Previous Chapter Chapter 20: Reading Policy: Evidence versus Power Next Chapter

  • Citations
  • Add to My List
  • Text Size

Reading Policy: Evidence versus Power
Reading policy: Evidence versus power
GeraldColes

In an ideal world, a teacher could read about and apply to classroom teaching many of the valuable, research-supported ideas in this Handbook of Early Childhood Literacy. However, classrooms exist in a world so far from ideal in which, in recent years, many recommendations in this Handbook have been legally, forcefully, and unscrupulously branded as contrary to ‘scientifically-based reading instruction.’ A teacher emphasizing meaning-making, teaching according to constructivist principles, promoting critical literacy, or criticizing reading textbooks is likely to be censured by administrative superiors or worse.

The problem has been glaring in the United States but also runs deep in other nations.
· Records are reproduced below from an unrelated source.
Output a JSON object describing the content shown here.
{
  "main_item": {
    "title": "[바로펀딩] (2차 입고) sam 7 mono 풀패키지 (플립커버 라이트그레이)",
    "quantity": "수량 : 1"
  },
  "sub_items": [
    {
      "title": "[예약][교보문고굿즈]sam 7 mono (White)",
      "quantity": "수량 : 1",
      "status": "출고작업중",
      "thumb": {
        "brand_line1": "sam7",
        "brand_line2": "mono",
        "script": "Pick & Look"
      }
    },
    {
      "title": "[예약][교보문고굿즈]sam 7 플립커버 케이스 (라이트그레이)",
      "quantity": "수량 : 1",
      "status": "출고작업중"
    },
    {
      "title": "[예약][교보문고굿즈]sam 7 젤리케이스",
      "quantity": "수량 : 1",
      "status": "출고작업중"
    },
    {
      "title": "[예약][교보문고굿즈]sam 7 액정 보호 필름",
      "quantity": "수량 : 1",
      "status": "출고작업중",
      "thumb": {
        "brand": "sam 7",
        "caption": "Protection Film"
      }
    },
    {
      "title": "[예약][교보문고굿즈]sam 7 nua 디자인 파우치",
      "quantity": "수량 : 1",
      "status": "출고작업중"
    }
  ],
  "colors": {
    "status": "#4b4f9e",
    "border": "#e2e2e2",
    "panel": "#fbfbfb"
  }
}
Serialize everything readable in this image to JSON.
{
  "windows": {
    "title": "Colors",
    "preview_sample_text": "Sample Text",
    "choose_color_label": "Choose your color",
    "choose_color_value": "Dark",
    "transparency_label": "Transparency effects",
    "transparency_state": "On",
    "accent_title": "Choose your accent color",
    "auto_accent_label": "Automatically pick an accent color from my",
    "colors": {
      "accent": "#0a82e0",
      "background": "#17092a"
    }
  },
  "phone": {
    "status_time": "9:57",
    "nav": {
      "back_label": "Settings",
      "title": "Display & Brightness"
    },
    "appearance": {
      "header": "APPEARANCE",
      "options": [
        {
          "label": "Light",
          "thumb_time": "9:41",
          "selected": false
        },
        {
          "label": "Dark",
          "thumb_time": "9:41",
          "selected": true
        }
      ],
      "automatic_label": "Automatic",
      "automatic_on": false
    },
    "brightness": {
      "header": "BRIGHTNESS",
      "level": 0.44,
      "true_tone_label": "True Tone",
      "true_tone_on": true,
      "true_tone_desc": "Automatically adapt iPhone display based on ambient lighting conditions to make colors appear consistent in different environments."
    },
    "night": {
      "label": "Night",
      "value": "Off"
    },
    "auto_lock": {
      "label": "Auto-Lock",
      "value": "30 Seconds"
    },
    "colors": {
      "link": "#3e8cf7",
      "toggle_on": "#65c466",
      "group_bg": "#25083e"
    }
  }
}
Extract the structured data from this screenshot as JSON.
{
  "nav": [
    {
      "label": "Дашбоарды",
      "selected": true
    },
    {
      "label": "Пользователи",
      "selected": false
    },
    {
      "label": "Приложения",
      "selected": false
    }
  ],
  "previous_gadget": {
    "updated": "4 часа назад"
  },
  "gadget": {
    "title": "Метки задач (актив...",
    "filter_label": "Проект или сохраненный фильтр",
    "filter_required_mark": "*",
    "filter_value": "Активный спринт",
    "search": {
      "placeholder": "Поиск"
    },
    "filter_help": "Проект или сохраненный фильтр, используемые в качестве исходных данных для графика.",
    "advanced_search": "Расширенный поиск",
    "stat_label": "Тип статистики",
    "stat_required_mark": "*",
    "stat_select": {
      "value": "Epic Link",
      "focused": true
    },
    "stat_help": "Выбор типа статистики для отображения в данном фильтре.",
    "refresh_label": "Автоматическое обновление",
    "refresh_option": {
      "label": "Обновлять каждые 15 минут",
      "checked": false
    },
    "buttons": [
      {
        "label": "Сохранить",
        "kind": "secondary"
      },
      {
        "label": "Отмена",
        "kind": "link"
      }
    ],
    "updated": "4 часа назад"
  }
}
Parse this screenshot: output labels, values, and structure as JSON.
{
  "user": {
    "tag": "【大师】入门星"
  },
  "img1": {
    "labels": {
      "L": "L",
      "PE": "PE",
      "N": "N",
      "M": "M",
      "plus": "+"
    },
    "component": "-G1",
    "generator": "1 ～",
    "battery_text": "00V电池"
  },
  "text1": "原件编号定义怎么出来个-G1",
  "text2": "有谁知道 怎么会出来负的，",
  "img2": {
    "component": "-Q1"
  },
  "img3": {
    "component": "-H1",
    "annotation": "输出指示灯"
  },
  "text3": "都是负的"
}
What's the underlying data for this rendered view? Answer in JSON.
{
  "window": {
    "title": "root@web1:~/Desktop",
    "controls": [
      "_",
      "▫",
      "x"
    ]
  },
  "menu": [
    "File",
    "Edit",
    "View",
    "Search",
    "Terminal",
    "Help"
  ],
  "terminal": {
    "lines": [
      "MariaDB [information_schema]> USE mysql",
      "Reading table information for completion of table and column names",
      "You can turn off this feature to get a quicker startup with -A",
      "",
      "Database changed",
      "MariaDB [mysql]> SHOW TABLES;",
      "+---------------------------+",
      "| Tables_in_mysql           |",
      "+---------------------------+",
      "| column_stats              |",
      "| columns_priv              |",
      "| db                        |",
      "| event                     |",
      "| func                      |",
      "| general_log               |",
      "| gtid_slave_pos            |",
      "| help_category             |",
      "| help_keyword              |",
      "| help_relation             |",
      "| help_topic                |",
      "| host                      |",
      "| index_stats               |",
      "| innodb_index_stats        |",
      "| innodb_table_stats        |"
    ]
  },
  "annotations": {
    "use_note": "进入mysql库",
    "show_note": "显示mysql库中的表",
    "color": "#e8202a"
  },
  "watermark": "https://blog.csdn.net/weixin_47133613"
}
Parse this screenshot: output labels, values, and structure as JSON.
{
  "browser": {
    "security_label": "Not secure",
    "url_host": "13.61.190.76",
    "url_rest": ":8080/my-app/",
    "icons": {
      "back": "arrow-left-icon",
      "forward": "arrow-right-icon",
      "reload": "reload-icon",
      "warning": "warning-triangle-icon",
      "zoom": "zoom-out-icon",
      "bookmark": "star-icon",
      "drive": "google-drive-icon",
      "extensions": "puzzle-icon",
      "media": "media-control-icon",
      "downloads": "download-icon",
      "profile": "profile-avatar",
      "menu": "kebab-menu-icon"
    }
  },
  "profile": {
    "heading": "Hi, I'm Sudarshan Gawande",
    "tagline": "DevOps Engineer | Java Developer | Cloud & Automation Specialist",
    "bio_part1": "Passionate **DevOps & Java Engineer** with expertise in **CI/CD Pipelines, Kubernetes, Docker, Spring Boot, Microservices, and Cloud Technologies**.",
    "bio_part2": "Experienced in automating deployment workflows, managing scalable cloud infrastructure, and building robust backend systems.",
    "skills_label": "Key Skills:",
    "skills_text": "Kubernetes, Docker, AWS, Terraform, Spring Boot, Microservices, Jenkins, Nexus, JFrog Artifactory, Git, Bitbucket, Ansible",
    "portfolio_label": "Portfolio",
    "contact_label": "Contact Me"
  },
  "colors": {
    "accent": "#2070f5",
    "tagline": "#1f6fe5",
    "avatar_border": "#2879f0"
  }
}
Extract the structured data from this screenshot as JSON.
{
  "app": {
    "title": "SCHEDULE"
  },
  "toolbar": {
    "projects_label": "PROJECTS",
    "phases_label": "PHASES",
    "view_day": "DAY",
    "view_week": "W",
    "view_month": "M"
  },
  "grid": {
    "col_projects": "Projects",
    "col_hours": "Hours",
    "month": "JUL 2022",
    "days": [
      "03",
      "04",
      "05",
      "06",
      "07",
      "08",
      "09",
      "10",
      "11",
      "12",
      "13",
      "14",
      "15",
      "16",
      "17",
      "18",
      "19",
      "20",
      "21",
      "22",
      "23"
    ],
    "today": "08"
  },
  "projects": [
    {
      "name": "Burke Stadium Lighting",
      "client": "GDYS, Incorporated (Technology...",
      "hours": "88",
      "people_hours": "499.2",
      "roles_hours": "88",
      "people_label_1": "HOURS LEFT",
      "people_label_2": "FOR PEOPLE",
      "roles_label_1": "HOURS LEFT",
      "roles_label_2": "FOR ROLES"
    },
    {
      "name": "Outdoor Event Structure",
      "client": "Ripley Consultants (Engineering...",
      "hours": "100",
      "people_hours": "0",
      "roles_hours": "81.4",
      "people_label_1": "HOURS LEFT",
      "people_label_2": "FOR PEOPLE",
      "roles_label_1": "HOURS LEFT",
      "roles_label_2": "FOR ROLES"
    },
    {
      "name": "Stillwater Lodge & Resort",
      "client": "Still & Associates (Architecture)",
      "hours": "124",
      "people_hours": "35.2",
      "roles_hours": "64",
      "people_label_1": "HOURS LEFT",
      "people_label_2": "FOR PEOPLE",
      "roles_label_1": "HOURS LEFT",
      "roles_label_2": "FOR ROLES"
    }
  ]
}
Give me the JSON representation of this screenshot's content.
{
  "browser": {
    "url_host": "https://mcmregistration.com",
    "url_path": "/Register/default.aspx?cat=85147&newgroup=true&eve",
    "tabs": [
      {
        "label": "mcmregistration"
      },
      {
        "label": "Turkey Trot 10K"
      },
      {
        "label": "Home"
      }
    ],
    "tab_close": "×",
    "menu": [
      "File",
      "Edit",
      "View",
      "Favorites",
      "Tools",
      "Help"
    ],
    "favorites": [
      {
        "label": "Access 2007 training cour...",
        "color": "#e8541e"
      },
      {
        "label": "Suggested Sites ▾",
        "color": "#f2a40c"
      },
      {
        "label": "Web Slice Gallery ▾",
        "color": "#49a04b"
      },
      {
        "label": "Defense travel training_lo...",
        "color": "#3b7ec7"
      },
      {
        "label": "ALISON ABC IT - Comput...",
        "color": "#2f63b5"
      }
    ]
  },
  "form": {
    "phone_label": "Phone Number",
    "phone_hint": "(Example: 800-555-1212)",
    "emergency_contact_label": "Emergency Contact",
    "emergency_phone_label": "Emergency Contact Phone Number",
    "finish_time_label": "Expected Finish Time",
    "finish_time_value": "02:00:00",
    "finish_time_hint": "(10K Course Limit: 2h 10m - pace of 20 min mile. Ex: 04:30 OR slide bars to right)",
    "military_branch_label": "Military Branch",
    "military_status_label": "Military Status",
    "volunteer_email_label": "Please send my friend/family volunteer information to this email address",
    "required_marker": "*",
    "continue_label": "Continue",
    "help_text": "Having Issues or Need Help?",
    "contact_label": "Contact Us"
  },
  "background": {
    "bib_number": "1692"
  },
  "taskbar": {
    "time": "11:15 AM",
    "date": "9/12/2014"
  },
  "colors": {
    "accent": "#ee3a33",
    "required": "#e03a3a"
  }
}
What had become an international movement of educators ‘from all around the world–Mexico, Venezuela, Argentina, ...

Looks like you do not have access to this content.

Login

Don’t know how to login?

Click here for free trial login.

Back to Top

Copy and paste the following HTML into your website